Dr. Ken Eastwell has worked nearly 35 years in plant disease virology and is considered the global expert on little cherry disease. (TJ Mullinax/Good Fruit Grower)

Dr. Ken Eastwell, Washington State University virologist and director of the Clean Plant Center Northwest, which he created, is retiring in January.

Eastwell, a native of Alberta, Canada, developed an interest in plant disease viruses while pursuing his doctorate in biochemistry, which he received in 1981 at the University of Alberta.

His career in plant disease virology spans 34 years, beginning with a postdoctoral position at the University of California, Davis. From 1984 to 1988, he continued his virus research at Simon Fraser University in British Columbia.

From 1988 to 1997, he directed the little cherry disease control program at the Pacific Agri-Food Research Center in Summerland, British Columbia, and was a board member of the B.C. Certified Budwood Society.

In addition, he investigated biocontrol strategies for crown gall disease in grapes and a virus that infects apple codling moth.

In 1997, he succeeded retiring tree fruit virus specialist Dr. Gaylord Mink, at WSU’s Irrigated Agriculture Research and Extension Center in Prosser.

At WSU, Eastwell quickly went to work to develop a program to detect, identify, and eliminate viruses and other disease agents of fruit trees and grapevines.

He continued his work on crown gall disease and  took on additional administrative duties, managing the federally funded clean plant foundation program for fruit trees, then known as the National Research Support Project 5 (NRSP-005).

This program develops and distributes virus-tested fruit trees to researchers and growers within the United States. Plant materials brought into the program come from foreign or domestic sources.

They are propagated and maintained in greenhouses and tested for the presence of disease agents.

Once they are deemed free of these pathogens, they are made available to tree fruit growers. All new introductions of fruit tree planting materials into the country must first pass through this protocol.

Bill Howell, operations manager of NRSP-005 when Eastwell arrived in 1997, said that federal funding for this critically important program kept shrinking every year down to a level that would not pay for even one person’s salary.

The future of NRSP-005 was uncertain. That was when Eastwell began to promote the idea of a federally supported national clean plant network.
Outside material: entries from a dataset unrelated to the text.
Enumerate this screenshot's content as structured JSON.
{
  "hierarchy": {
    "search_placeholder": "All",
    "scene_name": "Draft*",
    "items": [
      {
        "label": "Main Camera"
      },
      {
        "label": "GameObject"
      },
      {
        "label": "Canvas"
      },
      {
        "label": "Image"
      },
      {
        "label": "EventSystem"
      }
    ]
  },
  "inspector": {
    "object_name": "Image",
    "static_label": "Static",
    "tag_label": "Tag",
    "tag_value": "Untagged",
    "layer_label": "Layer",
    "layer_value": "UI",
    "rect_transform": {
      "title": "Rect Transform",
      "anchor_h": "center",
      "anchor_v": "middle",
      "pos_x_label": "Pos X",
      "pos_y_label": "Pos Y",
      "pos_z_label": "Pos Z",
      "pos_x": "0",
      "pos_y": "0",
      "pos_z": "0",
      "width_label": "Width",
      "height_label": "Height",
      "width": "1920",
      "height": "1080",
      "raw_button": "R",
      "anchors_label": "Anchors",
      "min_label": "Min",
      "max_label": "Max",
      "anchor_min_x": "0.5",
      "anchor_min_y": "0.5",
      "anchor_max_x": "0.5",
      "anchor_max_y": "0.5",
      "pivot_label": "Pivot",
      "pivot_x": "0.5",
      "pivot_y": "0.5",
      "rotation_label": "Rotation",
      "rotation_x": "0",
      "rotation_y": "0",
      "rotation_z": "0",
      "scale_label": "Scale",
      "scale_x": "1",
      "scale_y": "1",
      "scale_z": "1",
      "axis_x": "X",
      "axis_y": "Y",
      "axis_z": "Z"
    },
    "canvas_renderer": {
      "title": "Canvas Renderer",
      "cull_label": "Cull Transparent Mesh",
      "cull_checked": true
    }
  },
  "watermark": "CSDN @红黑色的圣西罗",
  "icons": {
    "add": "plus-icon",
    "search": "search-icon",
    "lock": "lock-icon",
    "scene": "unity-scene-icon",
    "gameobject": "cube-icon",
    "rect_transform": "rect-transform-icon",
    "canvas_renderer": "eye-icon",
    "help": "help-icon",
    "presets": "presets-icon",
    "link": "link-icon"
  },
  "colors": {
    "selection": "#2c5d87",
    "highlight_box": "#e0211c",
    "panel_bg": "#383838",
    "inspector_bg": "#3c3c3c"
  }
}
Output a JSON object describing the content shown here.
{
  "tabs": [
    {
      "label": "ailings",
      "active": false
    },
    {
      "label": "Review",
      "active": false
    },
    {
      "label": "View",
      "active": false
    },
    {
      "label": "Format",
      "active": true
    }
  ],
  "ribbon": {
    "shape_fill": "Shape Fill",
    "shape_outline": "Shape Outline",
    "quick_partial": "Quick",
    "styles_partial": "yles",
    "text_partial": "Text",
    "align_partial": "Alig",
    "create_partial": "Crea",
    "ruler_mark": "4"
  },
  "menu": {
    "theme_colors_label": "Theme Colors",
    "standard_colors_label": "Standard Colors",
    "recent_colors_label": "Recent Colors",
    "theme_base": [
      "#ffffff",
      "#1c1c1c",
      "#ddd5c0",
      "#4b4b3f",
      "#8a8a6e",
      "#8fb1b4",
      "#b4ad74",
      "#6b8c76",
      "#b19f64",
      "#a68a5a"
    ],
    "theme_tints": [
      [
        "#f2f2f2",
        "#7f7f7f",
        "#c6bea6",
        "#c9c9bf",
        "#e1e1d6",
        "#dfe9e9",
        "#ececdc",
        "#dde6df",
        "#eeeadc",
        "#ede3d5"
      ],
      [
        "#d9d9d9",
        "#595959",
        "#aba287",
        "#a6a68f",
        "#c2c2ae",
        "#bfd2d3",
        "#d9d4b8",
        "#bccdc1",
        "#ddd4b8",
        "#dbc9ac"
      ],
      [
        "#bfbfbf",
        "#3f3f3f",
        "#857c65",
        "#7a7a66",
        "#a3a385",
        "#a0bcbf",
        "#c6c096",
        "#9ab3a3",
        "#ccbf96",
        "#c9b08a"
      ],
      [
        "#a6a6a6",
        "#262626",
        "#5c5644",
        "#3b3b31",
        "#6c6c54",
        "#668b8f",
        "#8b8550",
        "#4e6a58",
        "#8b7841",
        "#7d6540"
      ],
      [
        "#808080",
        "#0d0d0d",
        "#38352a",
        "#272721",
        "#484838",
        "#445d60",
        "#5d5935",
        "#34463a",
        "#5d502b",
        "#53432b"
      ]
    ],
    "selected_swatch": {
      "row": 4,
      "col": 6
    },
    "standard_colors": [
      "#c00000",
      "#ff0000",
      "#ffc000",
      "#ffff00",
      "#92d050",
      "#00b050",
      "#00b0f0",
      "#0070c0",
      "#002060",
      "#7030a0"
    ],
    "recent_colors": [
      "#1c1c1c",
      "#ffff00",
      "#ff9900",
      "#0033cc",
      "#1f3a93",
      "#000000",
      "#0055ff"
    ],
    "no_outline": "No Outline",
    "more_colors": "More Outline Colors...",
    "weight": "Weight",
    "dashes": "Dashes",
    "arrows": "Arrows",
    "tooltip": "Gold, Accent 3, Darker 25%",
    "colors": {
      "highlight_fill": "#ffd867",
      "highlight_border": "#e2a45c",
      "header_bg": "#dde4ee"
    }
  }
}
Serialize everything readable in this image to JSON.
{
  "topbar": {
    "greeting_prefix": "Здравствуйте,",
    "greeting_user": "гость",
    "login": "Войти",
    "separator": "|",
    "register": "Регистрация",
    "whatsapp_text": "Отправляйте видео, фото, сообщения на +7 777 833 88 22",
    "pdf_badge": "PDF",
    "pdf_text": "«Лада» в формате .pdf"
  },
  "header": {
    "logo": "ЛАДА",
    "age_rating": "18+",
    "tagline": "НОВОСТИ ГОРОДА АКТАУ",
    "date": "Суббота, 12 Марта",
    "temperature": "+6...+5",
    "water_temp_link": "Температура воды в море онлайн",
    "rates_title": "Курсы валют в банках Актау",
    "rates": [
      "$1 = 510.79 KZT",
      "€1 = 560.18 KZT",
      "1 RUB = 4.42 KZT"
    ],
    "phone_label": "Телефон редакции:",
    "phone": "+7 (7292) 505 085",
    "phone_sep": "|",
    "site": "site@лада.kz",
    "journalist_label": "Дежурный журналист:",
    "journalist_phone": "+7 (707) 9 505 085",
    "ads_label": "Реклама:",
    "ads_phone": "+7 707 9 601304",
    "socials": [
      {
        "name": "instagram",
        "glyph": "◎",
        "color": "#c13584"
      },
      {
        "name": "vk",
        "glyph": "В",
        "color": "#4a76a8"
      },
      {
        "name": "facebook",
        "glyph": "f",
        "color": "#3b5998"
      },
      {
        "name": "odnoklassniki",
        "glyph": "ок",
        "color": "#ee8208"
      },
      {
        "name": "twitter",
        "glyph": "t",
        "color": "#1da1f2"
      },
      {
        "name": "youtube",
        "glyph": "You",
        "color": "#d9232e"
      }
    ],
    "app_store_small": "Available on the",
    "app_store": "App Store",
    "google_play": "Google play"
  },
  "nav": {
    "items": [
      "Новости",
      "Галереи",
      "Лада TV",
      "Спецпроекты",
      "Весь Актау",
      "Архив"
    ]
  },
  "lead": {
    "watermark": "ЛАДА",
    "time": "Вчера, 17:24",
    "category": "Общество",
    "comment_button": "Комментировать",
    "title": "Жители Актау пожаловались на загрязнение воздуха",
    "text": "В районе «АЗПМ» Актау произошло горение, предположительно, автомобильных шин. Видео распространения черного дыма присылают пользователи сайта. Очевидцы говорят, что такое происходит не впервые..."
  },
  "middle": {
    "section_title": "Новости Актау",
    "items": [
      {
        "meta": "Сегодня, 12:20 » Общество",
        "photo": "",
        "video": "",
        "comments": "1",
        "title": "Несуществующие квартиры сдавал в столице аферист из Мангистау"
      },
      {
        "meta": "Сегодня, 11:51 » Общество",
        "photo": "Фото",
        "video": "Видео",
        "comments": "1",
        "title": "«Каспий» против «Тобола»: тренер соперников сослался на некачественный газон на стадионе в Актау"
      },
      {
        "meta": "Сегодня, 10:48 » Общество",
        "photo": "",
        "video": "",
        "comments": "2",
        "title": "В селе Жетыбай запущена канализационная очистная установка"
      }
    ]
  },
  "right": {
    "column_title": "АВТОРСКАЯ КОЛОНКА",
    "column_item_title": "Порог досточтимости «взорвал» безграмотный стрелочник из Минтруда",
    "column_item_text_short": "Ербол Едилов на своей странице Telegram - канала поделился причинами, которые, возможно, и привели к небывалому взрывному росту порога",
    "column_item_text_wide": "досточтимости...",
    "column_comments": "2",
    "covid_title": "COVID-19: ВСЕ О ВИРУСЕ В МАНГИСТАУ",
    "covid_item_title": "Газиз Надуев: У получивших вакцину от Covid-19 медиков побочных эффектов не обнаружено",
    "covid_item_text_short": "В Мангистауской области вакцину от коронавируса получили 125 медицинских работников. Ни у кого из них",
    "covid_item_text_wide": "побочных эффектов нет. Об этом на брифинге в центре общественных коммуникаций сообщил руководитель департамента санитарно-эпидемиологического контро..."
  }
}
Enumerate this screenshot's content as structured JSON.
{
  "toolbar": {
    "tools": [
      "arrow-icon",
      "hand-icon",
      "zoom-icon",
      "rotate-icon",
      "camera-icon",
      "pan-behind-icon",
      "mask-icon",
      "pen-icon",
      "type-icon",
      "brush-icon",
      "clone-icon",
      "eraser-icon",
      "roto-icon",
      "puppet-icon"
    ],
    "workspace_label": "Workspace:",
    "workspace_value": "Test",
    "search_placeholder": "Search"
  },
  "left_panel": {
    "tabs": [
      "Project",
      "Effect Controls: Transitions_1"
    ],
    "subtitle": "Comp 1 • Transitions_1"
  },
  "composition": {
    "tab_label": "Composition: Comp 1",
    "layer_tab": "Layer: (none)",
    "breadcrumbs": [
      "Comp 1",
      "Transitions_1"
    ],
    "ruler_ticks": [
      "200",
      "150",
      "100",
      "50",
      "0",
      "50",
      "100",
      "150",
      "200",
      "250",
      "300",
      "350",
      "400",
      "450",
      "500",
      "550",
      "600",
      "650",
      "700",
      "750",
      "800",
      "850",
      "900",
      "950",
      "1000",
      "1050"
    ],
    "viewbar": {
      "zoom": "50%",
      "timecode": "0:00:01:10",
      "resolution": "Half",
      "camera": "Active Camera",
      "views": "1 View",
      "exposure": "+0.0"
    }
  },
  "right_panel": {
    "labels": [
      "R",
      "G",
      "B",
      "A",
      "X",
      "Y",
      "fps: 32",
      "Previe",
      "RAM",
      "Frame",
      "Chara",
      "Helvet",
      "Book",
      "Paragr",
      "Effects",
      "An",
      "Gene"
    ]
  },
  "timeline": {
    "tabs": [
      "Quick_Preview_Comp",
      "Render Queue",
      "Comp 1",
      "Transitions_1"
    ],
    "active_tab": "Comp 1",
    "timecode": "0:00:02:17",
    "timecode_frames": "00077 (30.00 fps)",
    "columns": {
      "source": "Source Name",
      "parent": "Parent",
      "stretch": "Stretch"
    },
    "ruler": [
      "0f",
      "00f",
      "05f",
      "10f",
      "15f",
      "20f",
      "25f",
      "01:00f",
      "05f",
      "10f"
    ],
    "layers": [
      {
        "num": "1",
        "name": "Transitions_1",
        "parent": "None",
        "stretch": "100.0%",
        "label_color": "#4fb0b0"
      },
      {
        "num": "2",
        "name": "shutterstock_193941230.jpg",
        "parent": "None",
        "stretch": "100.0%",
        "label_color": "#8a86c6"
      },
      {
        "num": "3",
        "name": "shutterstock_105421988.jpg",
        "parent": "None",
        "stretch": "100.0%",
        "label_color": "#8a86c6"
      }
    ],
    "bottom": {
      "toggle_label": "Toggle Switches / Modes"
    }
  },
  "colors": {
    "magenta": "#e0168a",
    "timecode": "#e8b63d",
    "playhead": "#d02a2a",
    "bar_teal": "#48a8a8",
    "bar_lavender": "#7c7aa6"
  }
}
Eastwell played a leadership role in the National Clean Plant Network initiative, a plan to network existing clean plant centers in the country to facilitate the introduction, virus-testing, and eventual release of clean plant materials to the growers. The tree fruit and grape industries were the first to embrace this initiative.

In 2008, he hosted the inaugural meeting of the federally funded National Clean Plant Network (NCPN).

Howell said that Eastwell rescued the NRSP-005 program from elimination with the new federal NCPN funding.

In the year 2000, Eastwell assumed management of the foundational hop program, and in 2008, he became director of the Northwest Grape Foundation Service with Dr. Markus Keller.

In 2011 he brought together the three WSU foundational programs of fruit trees, grapes, and hops, and the ELISA diagnostic testing laboratory under one management and named it the Clean Plant Center Northwest (CPCNW).

Eastwell used novel molecular approaches to improve detection and identification of viruses and virus-like agents and maintained a special focus on cherry diseases, especially cherry leafroll and little cherry disease.

He interacted with growers on a daily basis and frequently made site visits to investigate suspicious tree symptoms. (Read/Watch — “Know your enemy: Little cherry disease“)

In 2013, he received the U.S. Department of Agriculture Animal and Plant Health Inspection Service’s Plant Protection and Quarantine Deputy Administrator’s  Safeguarding Award in 2013 for serving on the Farm Bill Management Team.

In 2014, he received the American Phytopathological Society Award for Excellence in Regulatory Affairs and Crop Security.

The Clean Plant Center Northwest will continue its mission to serve the tree fruit, grape, and hop industries through virus-testing services and propagation, maintenance, and distribution of virus-free plant materials.

Gary Grove, director of the WSU-Prosser research and extension center, will serve as interim director of the center until a new director is hired.

After he retires, Eastwell plans to return to WSU on emeritus status to continue ongoing research projects in cherries and hops.

In particular, he is interested in continuing his work toward improved management strategies for little cherry disease, which has been a major concern for Washington cherry growers over the past five years.

“Ken Eastwell is considered the world’s expert on little cherry disease,” said Dr. Dan Villamor, virologist with the Clean Plant Center Northwest.

While Eastwell and his staff have made significant advances toward understanding this complex disease, much is still unknown.

Basically, little cherry disease is caused by three different agents: little cherry virus 1, little cherry virus 2, and Western X phytoplasma.

In grower-submitted samples to the CPCNW diagnostic testing laboratory, little cherry virus 2 was the most commonly detected pathogen followed by Western X phytoplasma.

Eastwell has long been interested in identifying the insects responsible for spreading the little cherry disease pathogens within and between orchards. While little cherry virus 1 has no known insect vector, little cherry virus 2 is known to be transmitted by apple mealybug.

Eastwell and Villamor will also continue their collaborative work on developing a comprehensive management program for little cherry disease with Dr. Betsy Beers and her postdoctoral associate, Dr. Andrea Bixby-Brosi at WSU’s Tree Fruit Research and Extension Center in Wenatchee.

Eastwell’s and Villamor’s role in this project was to develop a user-friendly diagnostic kit for field personnel to use to detect trees infected by little cherry virus 2.

As a result of their efforts, the original Agdia kit was redesigned and released this past October. They plan to develop similar kits for detection of little cherry virus 1 and Western X phytoplasma. •

-by Holly Ferguson, Ph.D., a writer based in Moxee, Washington.